  2. 2. 42nd Street supports young people under stress to achieve their full potential • Providing interventions that promote resilience and recovery; • Ensuring that the voice of young people informs and influences service development; • Enabling young people to take part in opportunities for personal development and growth; • Improving awareness of the mental health needs of young people and challenge the stigma associated with mental health.
  3. 3. Ancoats Art Museum Horsfall Arts and Health Wellbeing Arts Education
  4. 4. How do we approach this work? -Socially engaged practice -Artist led, participant focussed -Partnership -Artist development
  5. 5. Putting young people at the centre in understanding how creativity can play a role in their own resilience and wellbeing.
  6. 6. The arts offer a space to reinvent self, explore identity beyond mental health labels, distraction from problems and a sense of achievement unrelated to mental health goals. Margrove and Mark, 2013 & Clennon and Boehm, 2014

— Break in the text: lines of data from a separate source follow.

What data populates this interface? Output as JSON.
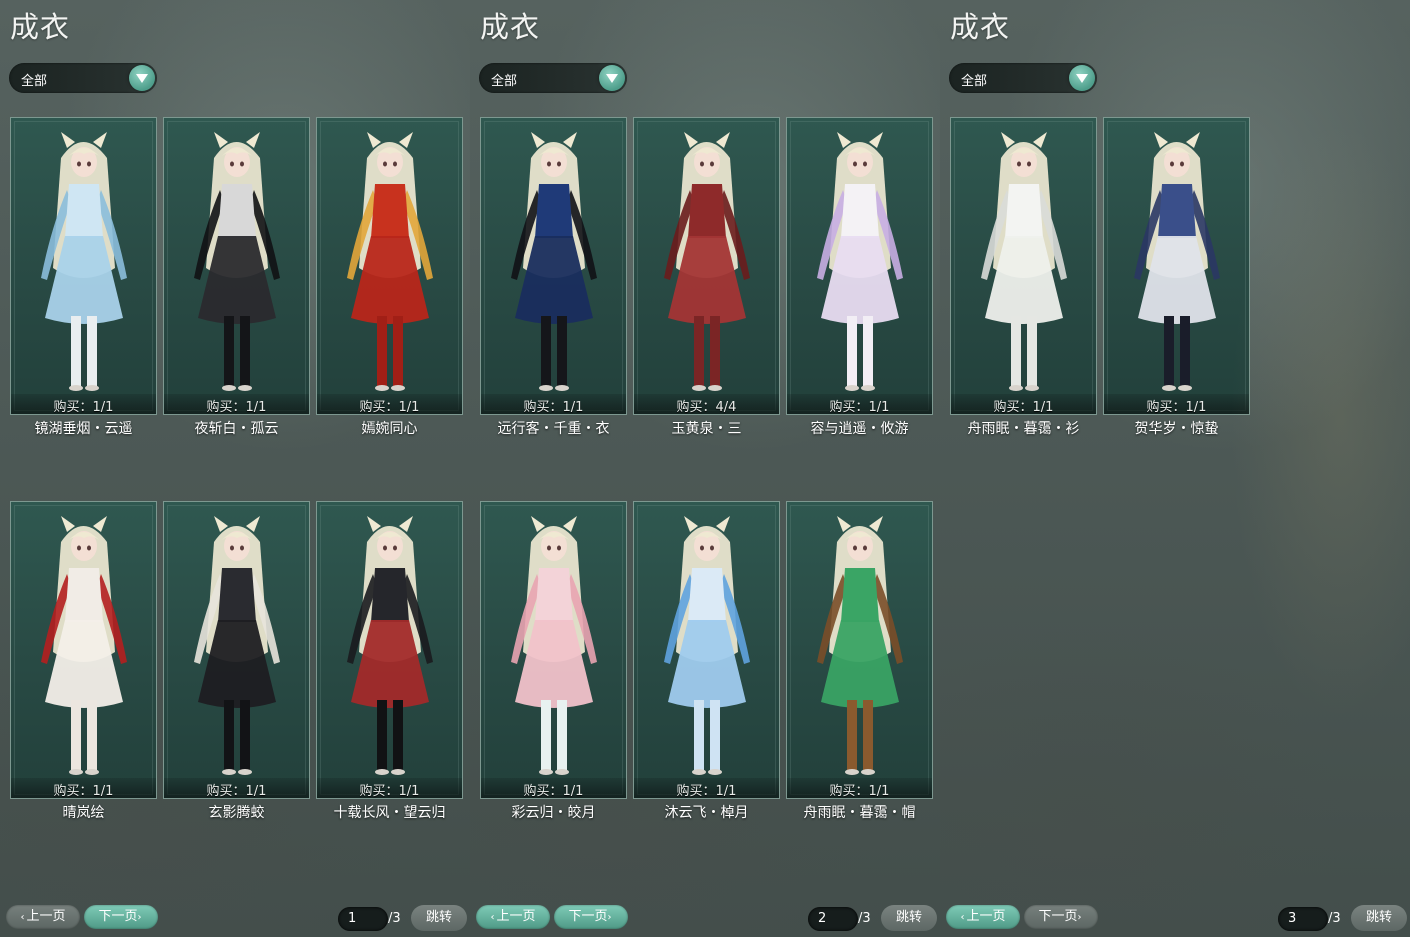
{
  "panels": [
    {
      "title": "成衣",
      "filter": "全部",
      "prev": "上一页",
      "next": "下一页",
      "page": "1",
      "total": "/3",
      "jump": "跳转",
      "items": [
        {
          "buy": "购买：1/1",
          "name": "镜湖垂烟・云遥",
          "hair": "#efe9d2",
          "top": "#cfe6f3",
          "skirt": "#a9d2ea",
          "accent": "#8bbedc",
          "legs": "#e9eef0"
        },
        {
          "buy": "购买：1/1",
          "name": "夜斩白・孤云",
          "hair": "#efe9d2",
          "top": "#d8d8d8",
          "skirt": "#2a2a2e",
          "accent": "#111214",
          "legs": "#141518"
        },
        {
          "buy": "购买：1/1",
          "name": "嫣婉同心",
          "hair": "#efe9d2",
          "top": "#c8321e",
          "skirt": "#b8261a",
          "accent": "#e2a63a",
          "legs": "#a11f16"
        },
        {
          "buy": "购买：1/1",
          "name": "晴岚绘",
          "hair": "#efe9d2",
          "top": "#f1ece6",
          "skirt": "#f3efe9",
          "accent": "#b41f1f",
          "legs": "#ece6df"
        },
        {
          "buy": "购买：1/1",
          "name": "玄影腾蛟",
          "hair": "#efe9d2",
          "top": "#2a2b30",
          "skirt": "#1d1e22",
          "accent": "#e8e4dc",
          "legs": "#121316"
        },
        {
          "buy": "购买：1/1",
          "name": "十载长风・望云归",
          "hair": "#efe9d2",
          "top": "#25262b",
          "skirt": "#a22a2a",
          "accent": "#1a1b1e",
          "legs": "#111214"
        }
      ]
    },
    {
      "title": "成衣",
      "filter": "全部",
      "prev": "上一页",
      "next": "下一页",
      "page": "2",
      "total": "/3",
      "jump": "跳转",
      "items": [
        {
          "buy": "购买：1/1",
          "name": "远行客・千重・衣",
          "hair": "#efe9d2",
          "top": "#1f3a78",
          "skirt": "#192d5e",
          "accent": "#111216",
          "legs": "#15161a"
        },
        {
          "buy": "购买：4/4",
          "name": "玉黄泉・三",
          "hair": "#efe9d2",
          "top": "#8e2a2a",
          "skirt": "#a33535",
          "accent": "#6a1c1c",
          "legs": "#7b2525"
        },
        {
          "buy": "购买：1/1",
          "name": "容与逍遥・攸游",
          "hair": "#efe9d2",
          "top": "#f4f2f5",
          "skirt": "#e8dcf1",
          "accent": "#c8aee3",
          "legs": "#f2eef5"
        },
        {
          "buy": "购买：1/1",
          "name": "彩云归・皎月",
          "hair": "#efe9d2",
          "top": "#f3d3d8",
          "skirt": "#f1c2ca",
          "accent": "#e9a4b1",
          "legs": "#e8f1f0"
        },
        {
          "buy": "购买：1/1",
          "name": "沐云飞・棹月",
          "hair": "#efe9d2",
          "top": "#dbeaf6",
          "skirt": "#9fcbee",
          "accent": "#5fa3df",
          "legs": "#cfe3f3"
        },
        {
          "buy": "购买：1/1",
          "name": "舟雨眠・暮霭・帽",
          "hair": "#efe9d2",
          "top": "#3aa565",
          "skirt": "#39a364",
          "accent": "#7a4e28",
          "legs": "#8a5a2e"
        }
      ]
    },
    {
      "title": "成衣",
      "filter": "全部",
      "prev": "上一页",
      "next": "下一页",
      "page": "3",
      "total": "/3",
      "jump": "跳转",
      "items": [
        {
          "buy": "购买：1/1",
          "name": "舟雨眠・暮霭・衫",
          "hair": "#efe9d2",
          "top": "#f3f4f2",
          "skirt": "#eef0ec",
          "accent": "#d9dcd8",
          "legs": "#e5e7e3"
        },
        {
          "buy": "购买：1/1",
          "name": "贺华岁・惊蛰",
          "hair": "#efe9d2",
          "top": "#3a4f8a",
          "skirt": "#dfe3ea",
          "accent": "#2a3764",
          "legs": "#1a1d2a"
        }
      ]
    }
  ]
}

  7. 7. Project Attendees Sessions % of YP Hidden 55 60 24% Creative Agents 51 55 22% Gift Shop 48 29 21% Dress 13 7 6% Horse’s Mouth 12 4 5% Creative Wellbeing 20 12 9% Animate 10 5 4% Pergola 7 3 3% Other 17 34 7% Totals 233 209 101% (due to rounding) How Many Young People Accessed the Creative Programme?
  8. 8. Outcomes for Young People • Increased sense of agency and empowerment including decision making, • Enhanced enjoyment of working with others, • Increased opportunities to pass on knowledge and information to others , • Greater self-expression and sense of achievement, • More commitment, determination and follow through, • Strong evidence of heightened self-reflection, • Growth in creative skills, • More information on and access to progression options.

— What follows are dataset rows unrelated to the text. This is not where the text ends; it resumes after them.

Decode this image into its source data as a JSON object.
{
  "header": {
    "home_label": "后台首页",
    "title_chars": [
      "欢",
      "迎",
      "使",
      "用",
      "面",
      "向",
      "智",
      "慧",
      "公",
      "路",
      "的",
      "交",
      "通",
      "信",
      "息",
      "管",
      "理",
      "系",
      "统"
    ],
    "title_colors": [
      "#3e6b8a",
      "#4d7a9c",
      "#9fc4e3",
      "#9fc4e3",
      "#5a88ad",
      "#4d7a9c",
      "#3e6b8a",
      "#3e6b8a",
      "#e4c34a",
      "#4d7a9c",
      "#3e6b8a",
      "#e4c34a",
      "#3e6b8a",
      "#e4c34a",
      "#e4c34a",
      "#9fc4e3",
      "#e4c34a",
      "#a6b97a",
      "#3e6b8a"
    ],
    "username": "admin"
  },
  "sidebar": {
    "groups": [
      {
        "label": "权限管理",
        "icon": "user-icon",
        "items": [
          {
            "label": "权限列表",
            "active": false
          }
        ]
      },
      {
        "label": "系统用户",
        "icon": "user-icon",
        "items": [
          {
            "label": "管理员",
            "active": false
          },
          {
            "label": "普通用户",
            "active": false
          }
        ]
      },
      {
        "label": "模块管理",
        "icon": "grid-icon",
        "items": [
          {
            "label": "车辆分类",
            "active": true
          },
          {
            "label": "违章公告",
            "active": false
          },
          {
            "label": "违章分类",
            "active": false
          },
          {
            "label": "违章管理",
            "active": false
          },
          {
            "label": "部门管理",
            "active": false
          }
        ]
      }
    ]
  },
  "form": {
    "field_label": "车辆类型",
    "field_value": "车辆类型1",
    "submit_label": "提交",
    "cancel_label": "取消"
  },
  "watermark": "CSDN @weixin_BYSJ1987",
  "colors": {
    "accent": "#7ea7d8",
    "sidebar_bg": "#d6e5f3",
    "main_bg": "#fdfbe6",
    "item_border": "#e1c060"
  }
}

  9. 9. Co-production Originally coined in the late 1970s, by economist Elinor Ostrom A process in which contributions from individuals who are not in the same organization are transformed into goods and services.
  10. 10. An exploratory space and a generative process that leads to different, and sometimes unexpected, forms of knowledge, values, and social relations. The co-production of what? Knowledge, values, and social relations in health care Angela Filipe , Alicia Renedo, Cicely Marston

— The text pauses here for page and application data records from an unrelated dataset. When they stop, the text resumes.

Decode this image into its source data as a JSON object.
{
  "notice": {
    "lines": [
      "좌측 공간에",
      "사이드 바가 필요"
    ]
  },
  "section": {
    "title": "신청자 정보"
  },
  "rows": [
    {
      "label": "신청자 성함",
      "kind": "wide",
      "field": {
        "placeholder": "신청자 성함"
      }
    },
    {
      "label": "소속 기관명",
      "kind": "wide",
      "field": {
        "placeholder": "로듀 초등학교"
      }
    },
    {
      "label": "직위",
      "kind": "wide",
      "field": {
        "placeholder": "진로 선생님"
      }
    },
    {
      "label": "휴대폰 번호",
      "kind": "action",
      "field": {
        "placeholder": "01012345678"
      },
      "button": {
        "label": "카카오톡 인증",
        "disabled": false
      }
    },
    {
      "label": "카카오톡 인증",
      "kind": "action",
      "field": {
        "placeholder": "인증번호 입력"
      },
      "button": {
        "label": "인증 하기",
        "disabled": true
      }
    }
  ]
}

  11. 11. “If we just acted, and did scenarios of how life was, what we did, day- to- day, it wouldn’t have provoked the right emotion in them for us. If they just watched us do a tear-jerking drama or whatever, they would pity us. That’s not what we wanted. We wanted them to understand us. And I feel like the way that we did it, interacted with them. We didn’t want them to feel sorry for us, and cry at us, and think that’s not a really great life or whatever. We wanted them to understand why we did it”.
  12. 12. ‘At first, I thought it was boring but it really taught me about myself and how to get my mind back on the ground.’ ‘It made me feel really independent. It was good to have to make our own decisions. Like not just being told do this and then do this. We were making the decisions about the creative stuff.’